Page and application data records

# # # #

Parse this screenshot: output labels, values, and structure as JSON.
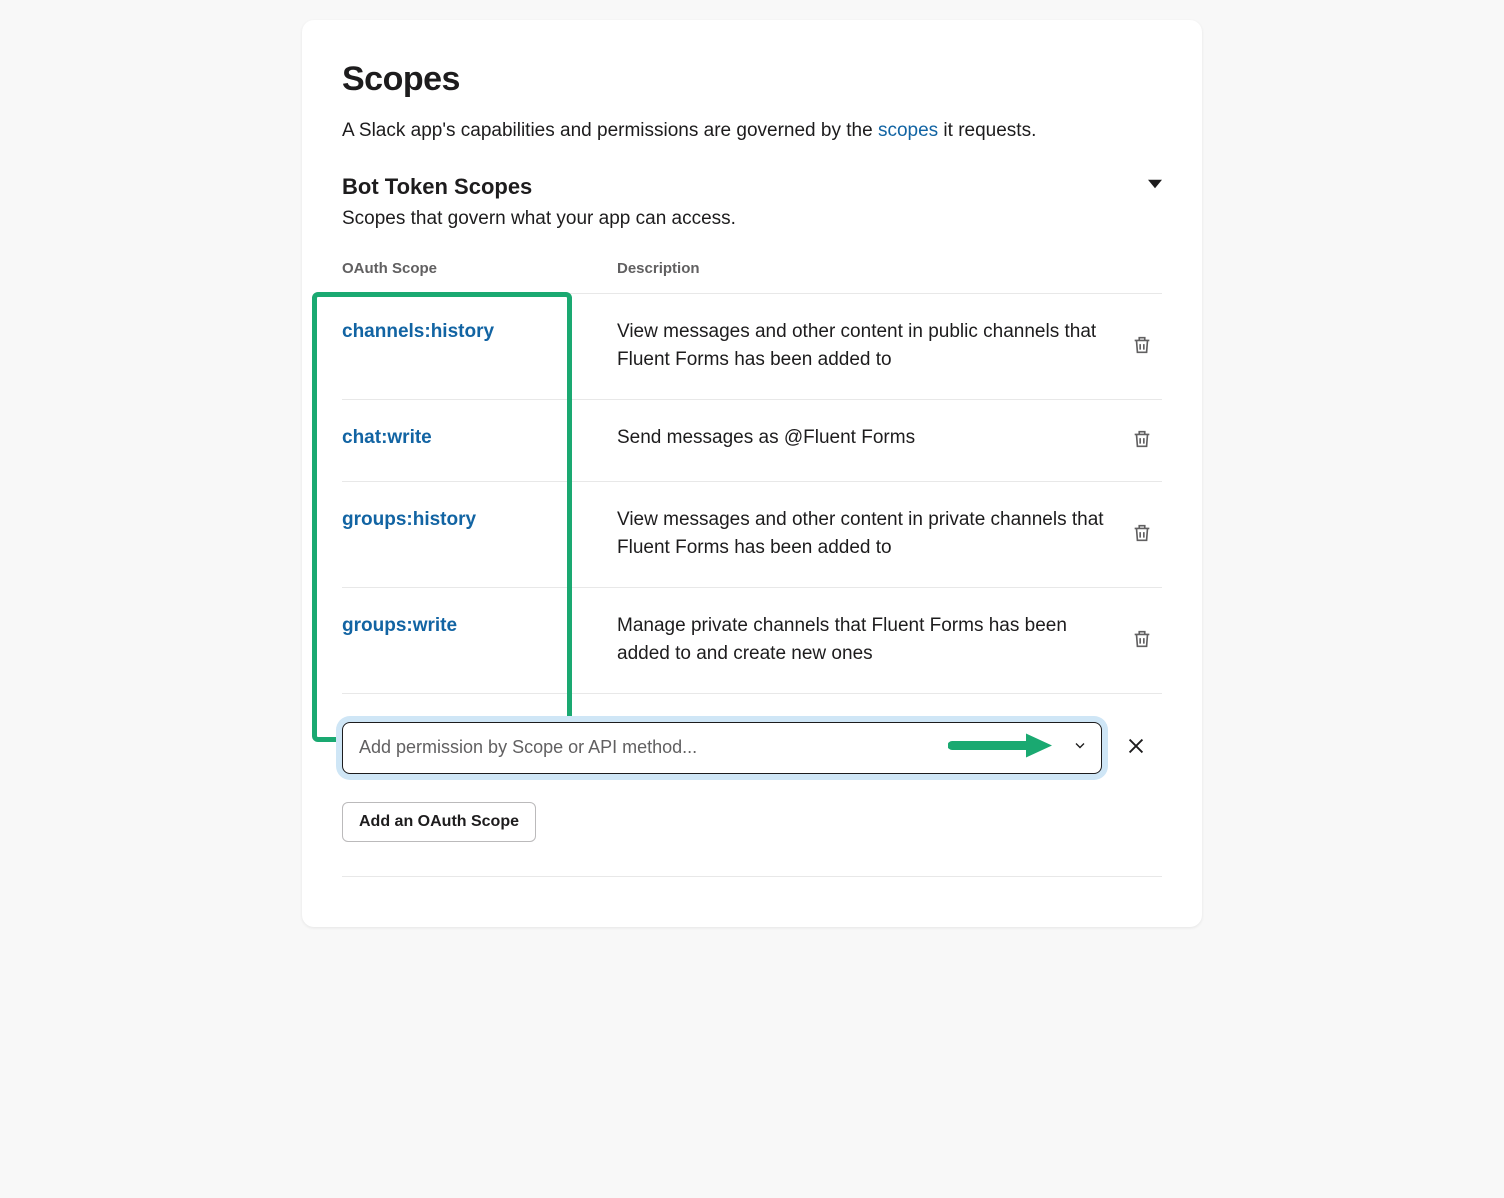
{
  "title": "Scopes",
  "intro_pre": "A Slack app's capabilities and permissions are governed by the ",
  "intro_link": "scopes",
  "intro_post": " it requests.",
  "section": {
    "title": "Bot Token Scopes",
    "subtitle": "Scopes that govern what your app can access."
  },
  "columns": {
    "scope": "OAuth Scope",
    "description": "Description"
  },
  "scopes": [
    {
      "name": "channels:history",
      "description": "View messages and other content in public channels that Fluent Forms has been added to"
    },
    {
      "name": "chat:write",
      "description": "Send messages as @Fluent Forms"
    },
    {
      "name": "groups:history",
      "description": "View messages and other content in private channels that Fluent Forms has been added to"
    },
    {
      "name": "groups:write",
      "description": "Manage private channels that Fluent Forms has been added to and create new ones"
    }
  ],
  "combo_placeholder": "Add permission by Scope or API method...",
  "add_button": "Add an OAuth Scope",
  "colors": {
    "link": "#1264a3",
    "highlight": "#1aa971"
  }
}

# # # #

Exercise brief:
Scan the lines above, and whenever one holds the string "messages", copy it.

Response to the exercise:
      "description": "View messages and other content in public channels that Fluent Forms has been added to"
      "description": "Send messages as @Fluent Forms"
      "description": "View messages and other content in private channels that Fluent Forms has been added to"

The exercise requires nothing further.